Search the entries for the word "Referral" and return every line where it is found.
+---+
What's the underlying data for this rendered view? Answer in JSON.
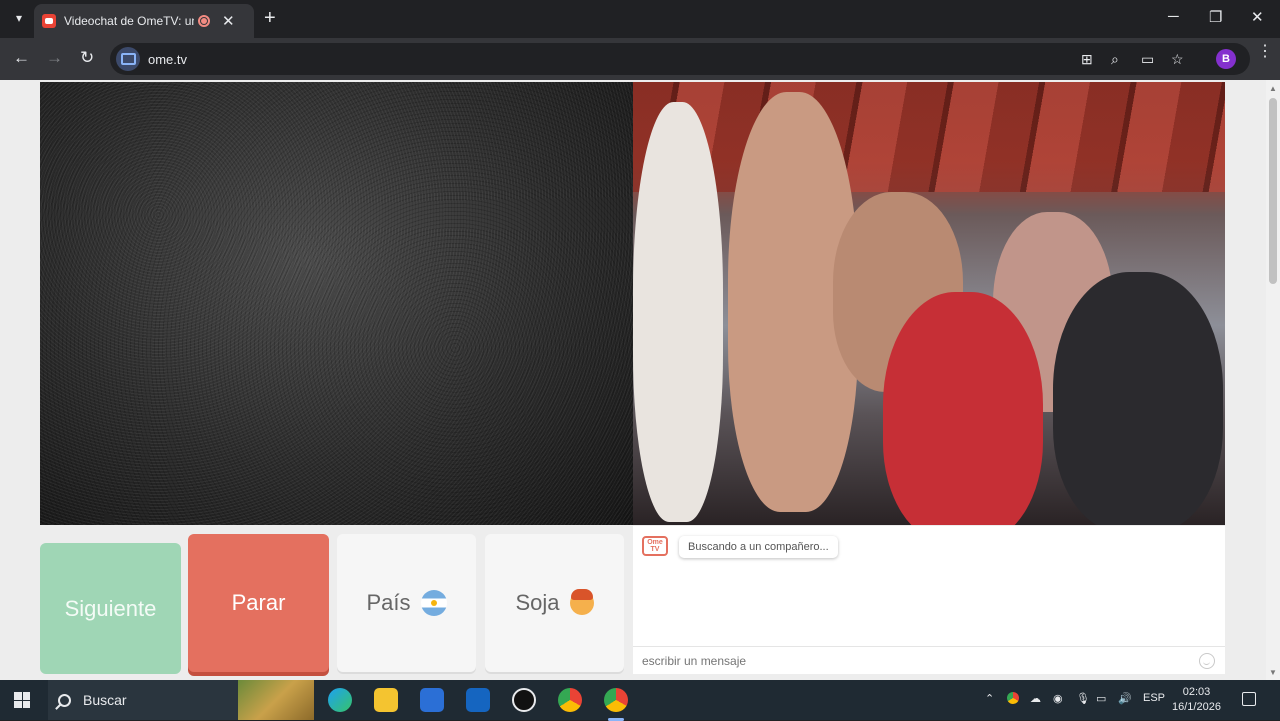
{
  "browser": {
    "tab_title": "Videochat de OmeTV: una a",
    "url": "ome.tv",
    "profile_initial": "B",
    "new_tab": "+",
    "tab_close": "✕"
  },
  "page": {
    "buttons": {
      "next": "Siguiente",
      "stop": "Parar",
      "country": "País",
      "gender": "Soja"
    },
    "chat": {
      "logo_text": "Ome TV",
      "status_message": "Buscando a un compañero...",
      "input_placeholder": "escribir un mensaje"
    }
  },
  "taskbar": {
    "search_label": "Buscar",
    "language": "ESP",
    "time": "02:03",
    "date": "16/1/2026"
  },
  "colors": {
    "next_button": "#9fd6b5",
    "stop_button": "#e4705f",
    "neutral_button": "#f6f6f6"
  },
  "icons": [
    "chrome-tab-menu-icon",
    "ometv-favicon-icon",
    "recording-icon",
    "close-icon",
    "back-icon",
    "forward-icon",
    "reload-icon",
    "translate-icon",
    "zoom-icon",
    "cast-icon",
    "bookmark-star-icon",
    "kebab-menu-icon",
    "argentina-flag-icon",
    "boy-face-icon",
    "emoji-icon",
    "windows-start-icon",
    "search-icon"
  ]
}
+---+
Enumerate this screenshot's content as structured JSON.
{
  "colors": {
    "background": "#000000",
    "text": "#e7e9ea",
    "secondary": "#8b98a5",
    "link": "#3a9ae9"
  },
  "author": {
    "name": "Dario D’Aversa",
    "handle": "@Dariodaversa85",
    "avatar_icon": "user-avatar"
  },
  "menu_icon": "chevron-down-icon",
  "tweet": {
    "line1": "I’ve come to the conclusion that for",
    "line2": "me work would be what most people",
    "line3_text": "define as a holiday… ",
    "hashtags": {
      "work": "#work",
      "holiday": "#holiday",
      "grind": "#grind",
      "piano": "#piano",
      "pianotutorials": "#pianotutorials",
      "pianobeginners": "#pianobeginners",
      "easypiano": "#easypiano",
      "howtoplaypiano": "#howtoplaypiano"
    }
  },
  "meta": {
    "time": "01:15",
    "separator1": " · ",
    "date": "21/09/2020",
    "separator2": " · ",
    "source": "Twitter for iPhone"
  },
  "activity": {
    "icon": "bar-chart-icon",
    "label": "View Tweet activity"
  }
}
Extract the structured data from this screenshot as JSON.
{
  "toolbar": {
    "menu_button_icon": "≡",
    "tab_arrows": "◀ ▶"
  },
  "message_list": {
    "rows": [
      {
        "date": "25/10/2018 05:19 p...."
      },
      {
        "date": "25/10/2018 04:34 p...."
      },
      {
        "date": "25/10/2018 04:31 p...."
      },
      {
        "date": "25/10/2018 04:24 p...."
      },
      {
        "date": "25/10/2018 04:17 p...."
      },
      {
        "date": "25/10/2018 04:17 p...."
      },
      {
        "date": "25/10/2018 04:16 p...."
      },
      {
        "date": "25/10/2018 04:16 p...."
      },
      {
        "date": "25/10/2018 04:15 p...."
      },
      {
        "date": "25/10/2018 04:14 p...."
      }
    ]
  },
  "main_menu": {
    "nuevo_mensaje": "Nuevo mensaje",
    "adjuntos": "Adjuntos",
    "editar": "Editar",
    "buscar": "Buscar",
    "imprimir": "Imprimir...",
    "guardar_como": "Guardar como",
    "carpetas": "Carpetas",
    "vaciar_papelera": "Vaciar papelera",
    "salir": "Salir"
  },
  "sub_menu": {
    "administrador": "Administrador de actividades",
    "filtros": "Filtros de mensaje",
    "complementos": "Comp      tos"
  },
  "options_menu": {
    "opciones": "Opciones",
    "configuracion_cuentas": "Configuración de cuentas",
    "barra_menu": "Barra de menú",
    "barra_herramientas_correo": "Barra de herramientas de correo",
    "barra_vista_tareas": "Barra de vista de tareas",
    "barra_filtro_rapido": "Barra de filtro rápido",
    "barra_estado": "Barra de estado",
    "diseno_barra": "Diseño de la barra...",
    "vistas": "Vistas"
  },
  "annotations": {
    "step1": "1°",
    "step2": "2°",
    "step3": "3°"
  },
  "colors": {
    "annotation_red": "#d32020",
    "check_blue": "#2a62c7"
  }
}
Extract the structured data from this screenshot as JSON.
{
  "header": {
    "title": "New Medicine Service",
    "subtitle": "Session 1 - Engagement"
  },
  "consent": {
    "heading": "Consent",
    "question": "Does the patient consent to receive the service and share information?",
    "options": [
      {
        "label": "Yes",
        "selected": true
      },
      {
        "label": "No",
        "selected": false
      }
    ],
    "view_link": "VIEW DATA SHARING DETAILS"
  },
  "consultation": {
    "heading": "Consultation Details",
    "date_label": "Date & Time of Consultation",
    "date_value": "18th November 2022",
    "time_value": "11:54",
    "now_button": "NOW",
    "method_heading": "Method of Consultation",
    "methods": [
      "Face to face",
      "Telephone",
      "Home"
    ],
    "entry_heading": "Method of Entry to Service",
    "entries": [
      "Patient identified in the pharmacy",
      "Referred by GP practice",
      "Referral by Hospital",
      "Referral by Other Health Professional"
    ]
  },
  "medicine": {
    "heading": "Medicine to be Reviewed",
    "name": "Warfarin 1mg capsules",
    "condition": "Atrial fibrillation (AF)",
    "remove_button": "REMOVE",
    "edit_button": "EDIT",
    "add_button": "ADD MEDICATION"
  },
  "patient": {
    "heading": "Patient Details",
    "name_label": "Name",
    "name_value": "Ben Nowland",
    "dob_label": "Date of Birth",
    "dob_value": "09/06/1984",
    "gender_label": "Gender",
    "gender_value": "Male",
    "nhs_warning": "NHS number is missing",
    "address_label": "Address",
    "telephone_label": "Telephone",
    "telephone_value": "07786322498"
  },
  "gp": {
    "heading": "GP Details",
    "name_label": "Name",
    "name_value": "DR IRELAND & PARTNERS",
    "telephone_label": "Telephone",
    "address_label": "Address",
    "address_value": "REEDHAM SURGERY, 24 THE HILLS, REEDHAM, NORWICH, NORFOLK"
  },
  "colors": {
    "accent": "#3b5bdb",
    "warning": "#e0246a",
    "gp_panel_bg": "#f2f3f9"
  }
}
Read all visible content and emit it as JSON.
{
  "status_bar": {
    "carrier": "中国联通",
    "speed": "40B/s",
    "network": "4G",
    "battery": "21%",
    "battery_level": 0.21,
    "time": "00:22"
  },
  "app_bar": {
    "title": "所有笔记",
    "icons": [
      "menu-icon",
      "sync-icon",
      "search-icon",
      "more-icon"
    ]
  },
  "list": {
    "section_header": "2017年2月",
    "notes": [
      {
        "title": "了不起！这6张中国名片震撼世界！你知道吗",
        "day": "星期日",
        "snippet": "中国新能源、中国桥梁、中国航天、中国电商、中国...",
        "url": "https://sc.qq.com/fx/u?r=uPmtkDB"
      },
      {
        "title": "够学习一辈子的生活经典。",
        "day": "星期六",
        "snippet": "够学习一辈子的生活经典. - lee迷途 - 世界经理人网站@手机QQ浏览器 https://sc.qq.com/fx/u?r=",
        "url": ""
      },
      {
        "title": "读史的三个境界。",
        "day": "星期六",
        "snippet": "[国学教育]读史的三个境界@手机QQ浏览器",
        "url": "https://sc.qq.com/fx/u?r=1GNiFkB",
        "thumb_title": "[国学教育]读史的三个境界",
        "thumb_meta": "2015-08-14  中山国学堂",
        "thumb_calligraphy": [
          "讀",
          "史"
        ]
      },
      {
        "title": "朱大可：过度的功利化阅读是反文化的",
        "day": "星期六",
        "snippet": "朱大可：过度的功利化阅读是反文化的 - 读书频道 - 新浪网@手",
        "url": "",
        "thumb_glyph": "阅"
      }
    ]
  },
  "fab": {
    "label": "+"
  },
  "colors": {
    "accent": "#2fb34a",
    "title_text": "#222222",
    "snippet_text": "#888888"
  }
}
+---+
## Answer below
      "Referral by Hospital",
      "Referral by Other Health Professional"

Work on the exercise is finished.